--- About this task ---
Beginning with the line that includes "Transcribe this image's" and ending with the last line of the entries below, set down each line exactly; include no pictures.

- - -

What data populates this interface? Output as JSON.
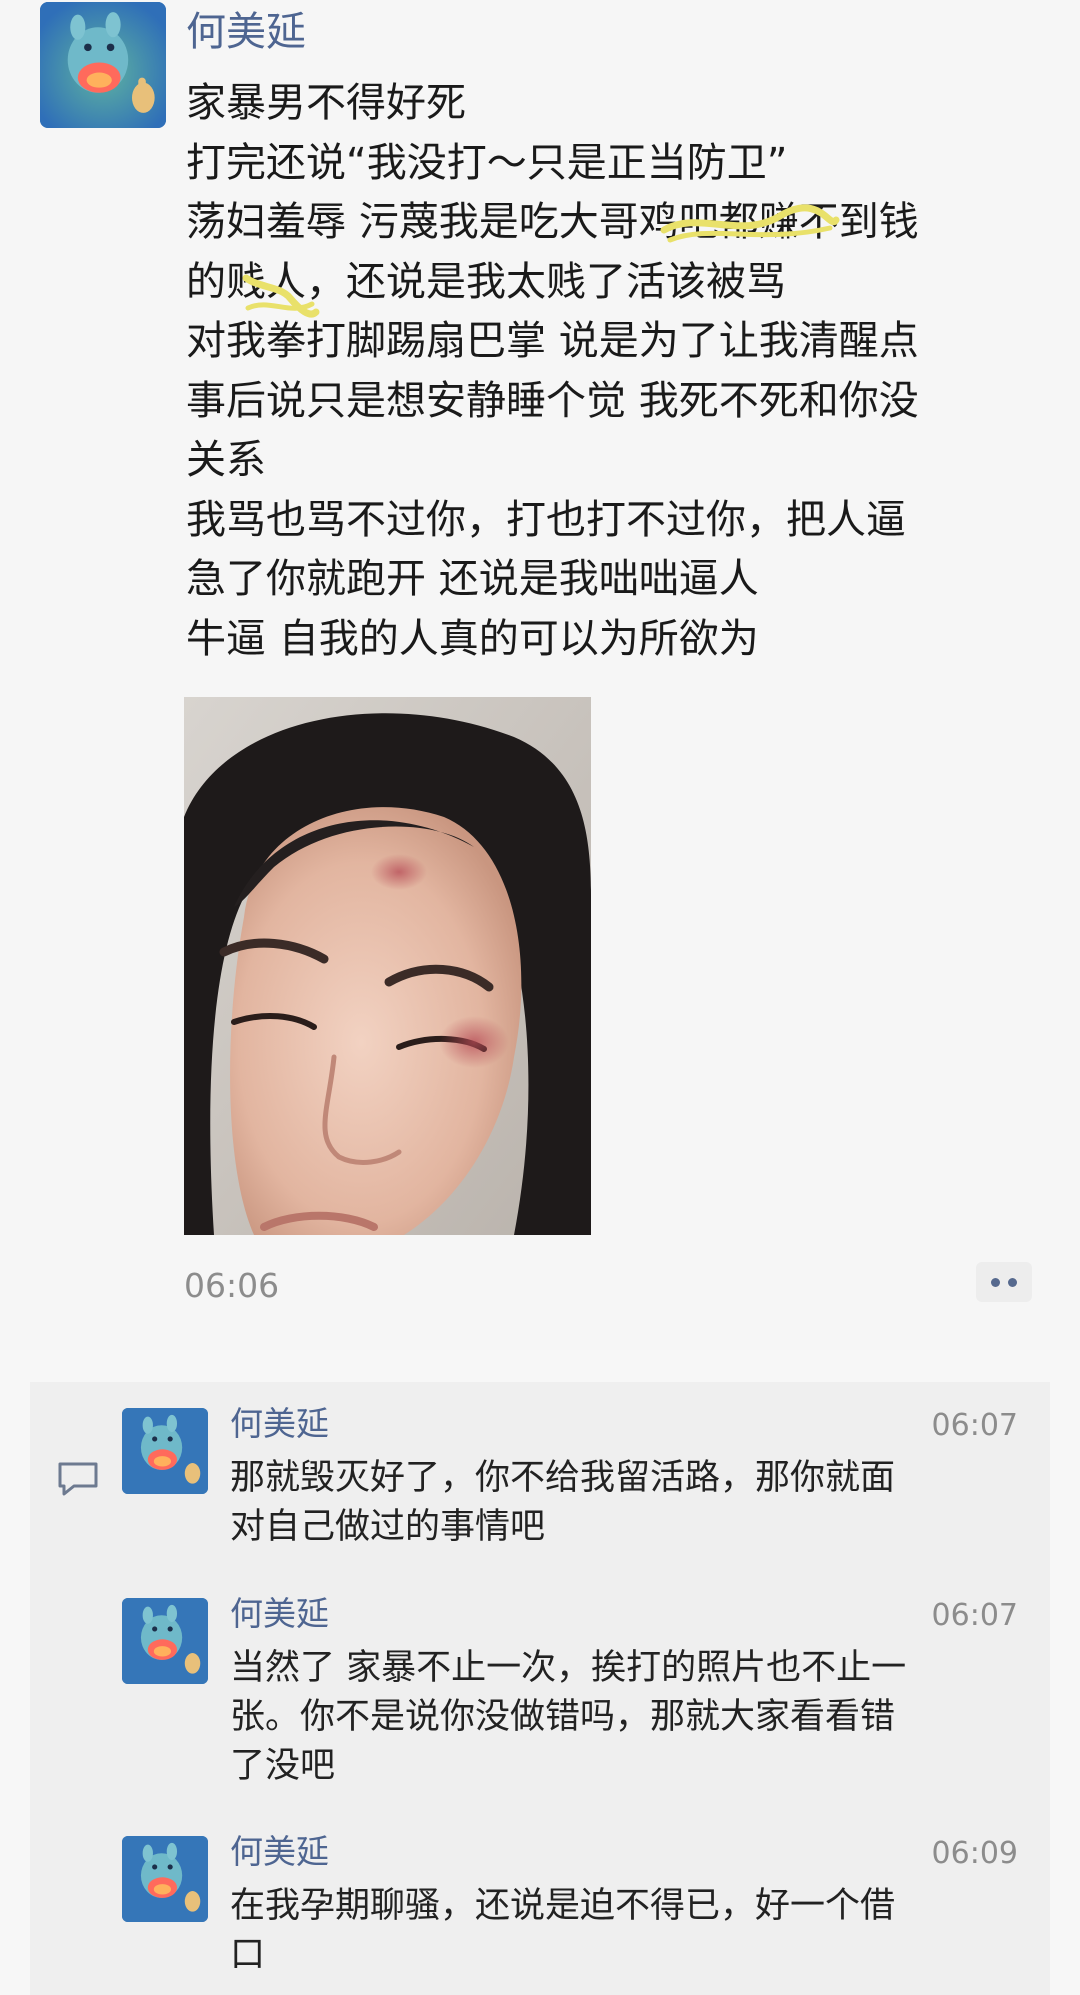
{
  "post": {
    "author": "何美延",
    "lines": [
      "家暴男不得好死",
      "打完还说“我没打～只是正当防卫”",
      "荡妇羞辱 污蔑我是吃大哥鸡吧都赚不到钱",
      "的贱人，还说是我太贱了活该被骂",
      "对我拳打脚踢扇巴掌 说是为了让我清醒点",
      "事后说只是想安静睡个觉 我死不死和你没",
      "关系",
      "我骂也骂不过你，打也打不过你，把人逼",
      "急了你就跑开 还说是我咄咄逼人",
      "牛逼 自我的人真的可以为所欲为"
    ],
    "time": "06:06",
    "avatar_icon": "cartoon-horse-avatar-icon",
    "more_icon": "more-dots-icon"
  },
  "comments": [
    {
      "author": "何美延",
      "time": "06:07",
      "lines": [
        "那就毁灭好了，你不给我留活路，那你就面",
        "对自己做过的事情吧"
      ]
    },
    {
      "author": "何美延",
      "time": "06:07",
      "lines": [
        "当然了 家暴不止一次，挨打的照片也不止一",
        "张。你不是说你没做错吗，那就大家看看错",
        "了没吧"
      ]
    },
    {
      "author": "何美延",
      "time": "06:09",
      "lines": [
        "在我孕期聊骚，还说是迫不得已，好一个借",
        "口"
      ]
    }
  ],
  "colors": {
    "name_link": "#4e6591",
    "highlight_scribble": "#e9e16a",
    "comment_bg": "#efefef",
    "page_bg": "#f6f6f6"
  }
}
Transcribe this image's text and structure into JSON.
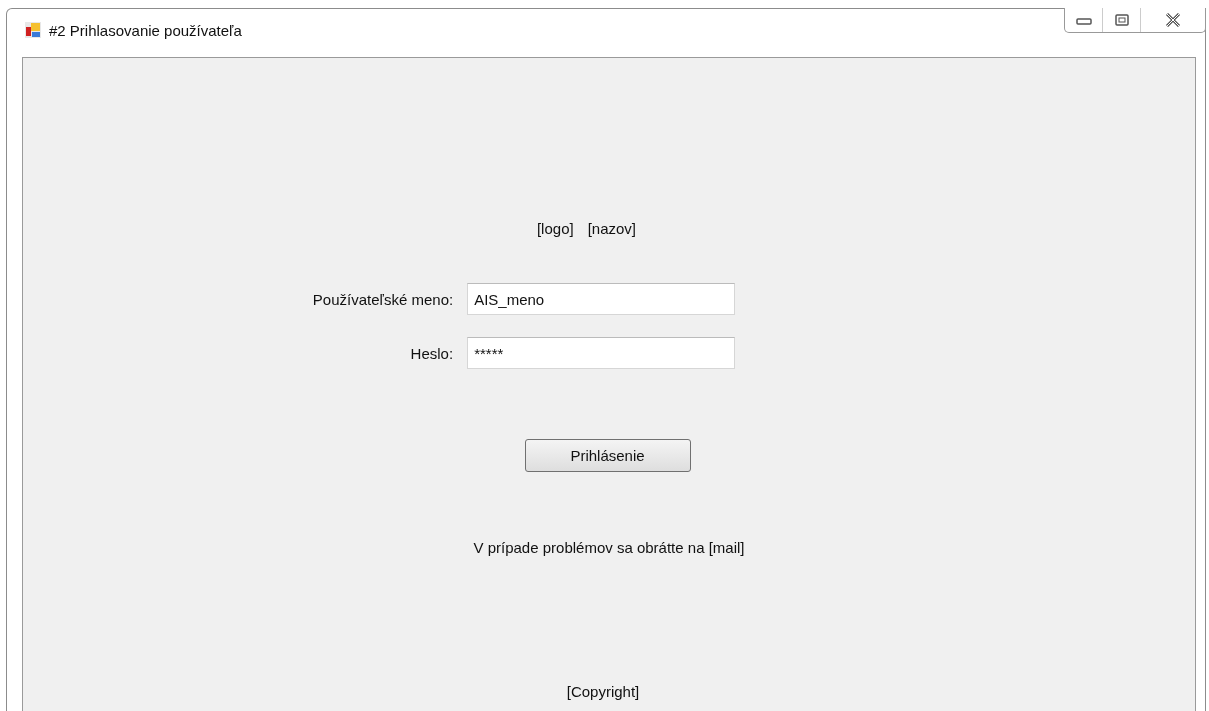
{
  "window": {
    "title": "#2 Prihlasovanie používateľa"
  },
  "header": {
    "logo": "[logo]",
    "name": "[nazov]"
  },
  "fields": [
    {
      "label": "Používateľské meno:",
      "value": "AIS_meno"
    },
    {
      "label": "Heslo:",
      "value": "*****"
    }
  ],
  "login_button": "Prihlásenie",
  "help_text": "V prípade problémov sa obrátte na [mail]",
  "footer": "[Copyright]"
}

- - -

--- Solution ---
Transcribe this image's text and structure into JSON.
{
  "window": {
    "title": "#2 Prihlasovanie používateľa"
  },
  "header": {
    "logo": "[logo]",
    "name": "[nazov]"
  },
  "fields": [
    {
      "label": "Používateľské meno:",
      "value": "AIS_meno"
    },
    {
      "label": "Heslo:",
      "value": "*****"
    }
  ],
  "login_button": "Prihlásenie",
  "help_text": "V prípade problémov sa obrátte na [mail]",
  "footer": "[Copyright]"
}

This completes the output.